6.What is cost variable analysis? Ans.

Production involves cost. In order to initiate and continue the process of production, the producer hires various factors of production. He has to make payments to these factors for participating in the process of production. From the point of view of producer, such payments made to the factors of production for their participation in the process of production emerge as cost of production. Thus, the cost of production may be defined as the aggregate of expenditure incurred by the producer in the process of production. Cost, is therefore, the valuation placed on the use of resources. We have several concepts of costs such as; Fixed Cost, Variable Cost, Total Cost Average Cost, Marginal Cost, Money Cost, Real Cost, Implicit Cost, Explicit Cost, Private Cost, Social Cost, Historical Cost, Replacement Cost And Opportunity Cost.

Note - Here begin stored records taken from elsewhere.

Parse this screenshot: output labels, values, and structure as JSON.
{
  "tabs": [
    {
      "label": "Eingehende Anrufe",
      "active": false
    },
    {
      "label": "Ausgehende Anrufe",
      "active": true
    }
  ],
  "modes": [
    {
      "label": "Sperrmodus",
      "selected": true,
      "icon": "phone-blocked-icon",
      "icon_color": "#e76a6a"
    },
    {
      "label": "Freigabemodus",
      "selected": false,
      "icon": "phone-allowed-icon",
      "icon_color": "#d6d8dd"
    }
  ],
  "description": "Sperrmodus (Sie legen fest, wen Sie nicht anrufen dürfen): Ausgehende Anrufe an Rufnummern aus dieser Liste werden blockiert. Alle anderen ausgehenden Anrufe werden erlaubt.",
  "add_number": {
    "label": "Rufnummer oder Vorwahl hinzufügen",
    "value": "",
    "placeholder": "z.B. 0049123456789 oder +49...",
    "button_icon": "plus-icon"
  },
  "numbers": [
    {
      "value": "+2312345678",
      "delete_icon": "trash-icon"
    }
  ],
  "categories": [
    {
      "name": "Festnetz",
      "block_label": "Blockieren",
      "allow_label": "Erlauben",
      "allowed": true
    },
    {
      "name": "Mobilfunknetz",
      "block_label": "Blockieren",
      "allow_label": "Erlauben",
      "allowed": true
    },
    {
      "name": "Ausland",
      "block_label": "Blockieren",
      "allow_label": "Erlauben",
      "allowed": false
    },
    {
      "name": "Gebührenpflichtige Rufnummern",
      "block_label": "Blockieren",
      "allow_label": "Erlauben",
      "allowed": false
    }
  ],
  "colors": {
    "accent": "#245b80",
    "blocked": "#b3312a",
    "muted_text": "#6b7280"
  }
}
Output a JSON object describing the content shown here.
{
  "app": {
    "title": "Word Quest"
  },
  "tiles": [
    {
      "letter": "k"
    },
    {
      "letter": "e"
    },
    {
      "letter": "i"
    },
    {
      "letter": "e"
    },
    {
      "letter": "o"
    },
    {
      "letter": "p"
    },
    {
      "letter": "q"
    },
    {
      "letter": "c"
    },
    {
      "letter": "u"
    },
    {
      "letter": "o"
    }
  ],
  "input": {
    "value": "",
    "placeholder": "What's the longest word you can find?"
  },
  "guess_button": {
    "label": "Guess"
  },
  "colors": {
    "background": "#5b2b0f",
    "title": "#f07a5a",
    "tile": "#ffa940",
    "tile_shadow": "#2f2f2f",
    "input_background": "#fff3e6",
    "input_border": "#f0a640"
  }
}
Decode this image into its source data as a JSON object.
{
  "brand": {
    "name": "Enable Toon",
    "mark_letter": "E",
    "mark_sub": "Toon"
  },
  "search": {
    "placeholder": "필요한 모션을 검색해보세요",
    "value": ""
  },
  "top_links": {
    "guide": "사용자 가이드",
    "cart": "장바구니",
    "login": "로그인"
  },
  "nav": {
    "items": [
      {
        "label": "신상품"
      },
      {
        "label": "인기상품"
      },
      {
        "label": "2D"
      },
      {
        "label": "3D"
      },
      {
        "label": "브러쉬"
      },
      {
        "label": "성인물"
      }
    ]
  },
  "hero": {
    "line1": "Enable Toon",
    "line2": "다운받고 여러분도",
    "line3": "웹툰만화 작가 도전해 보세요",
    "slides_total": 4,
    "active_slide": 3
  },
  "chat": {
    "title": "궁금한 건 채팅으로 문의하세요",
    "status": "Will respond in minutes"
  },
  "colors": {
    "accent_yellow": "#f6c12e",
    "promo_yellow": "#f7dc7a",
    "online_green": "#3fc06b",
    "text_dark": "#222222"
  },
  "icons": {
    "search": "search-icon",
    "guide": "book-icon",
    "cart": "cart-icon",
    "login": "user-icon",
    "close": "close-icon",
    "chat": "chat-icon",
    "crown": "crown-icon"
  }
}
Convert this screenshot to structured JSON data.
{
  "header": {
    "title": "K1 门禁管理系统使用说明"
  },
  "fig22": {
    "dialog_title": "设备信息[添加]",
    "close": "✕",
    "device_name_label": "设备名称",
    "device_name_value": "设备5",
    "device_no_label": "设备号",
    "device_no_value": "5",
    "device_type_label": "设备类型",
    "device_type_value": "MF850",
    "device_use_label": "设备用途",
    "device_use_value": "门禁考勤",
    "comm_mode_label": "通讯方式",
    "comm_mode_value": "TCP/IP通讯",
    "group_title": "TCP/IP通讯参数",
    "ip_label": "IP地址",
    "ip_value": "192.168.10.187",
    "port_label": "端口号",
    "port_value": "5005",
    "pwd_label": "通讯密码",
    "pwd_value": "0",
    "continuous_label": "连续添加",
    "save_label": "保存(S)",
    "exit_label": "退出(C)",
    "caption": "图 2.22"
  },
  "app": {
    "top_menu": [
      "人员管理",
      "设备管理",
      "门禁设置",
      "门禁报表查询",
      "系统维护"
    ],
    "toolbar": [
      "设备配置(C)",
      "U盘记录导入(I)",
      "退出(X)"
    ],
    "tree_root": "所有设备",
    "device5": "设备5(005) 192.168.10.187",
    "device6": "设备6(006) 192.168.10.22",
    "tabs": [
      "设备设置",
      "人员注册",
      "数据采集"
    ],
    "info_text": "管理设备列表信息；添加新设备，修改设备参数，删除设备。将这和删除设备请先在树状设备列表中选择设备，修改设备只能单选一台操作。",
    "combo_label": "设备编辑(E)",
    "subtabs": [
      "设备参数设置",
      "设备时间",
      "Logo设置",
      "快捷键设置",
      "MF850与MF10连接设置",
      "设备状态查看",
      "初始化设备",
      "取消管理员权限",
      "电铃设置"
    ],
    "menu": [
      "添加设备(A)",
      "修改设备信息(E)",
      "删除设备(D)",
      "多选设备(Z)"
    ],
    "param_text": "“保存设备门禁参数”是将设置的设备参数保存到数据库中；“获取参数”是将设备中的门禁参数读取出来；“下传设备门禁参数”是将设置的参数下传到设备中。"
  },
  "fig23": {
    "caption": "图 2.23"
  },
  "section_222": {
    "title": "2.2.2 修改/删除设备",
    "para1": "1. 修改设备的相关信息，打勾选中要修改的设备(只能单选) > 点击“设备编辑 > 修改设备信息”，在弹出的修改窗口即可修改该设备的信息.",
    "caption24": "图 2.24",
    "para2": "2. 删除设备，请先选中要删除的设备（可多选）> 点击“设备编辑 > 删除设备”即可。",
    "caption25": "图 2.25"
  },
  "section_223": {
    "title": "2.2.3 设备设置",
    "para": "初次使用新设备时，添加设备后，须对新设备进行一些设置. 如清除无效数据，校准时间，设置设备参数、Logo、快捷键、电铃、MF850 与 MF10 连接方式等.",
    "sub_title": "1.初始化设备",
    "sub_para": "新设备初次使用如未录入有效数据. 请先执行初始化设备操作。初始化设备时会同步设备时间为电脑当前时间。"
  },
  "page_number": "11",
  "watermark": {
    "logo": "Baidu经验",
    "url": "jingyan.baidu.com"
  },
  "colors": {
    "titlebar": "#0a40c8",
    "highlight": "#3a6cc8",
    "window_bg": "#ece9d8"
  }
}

Fixed costs are those costs which remain fixed, irrespective of the output. They have to be incurred on equipment, building etc and they are incurred even when the output is zero. Fixed costs are also called Supplementary costs or Overheads or Indirect costs. Variable costs are those costs which vary with the output. For example the cost of raw materials, electricity, gas, fuel etc. the Variable costs are also called Prime costs, Direct costs or Operating costs. The difference between the short-run and long run production function is based on the distinction between fixed and variable costs. In the short-run production function, the output is increased only by employing more units of variable factors; other factors of production remaining fixed. In the long run all factors are variable and thus all costs are variable.

Cost variable analysis classification is the process of grouping costs according to their common characteristics. A suitable classification of costs is important, in order to identify the cost with cost centers or cost units

Sign up to vote on this title
UsefulNot useful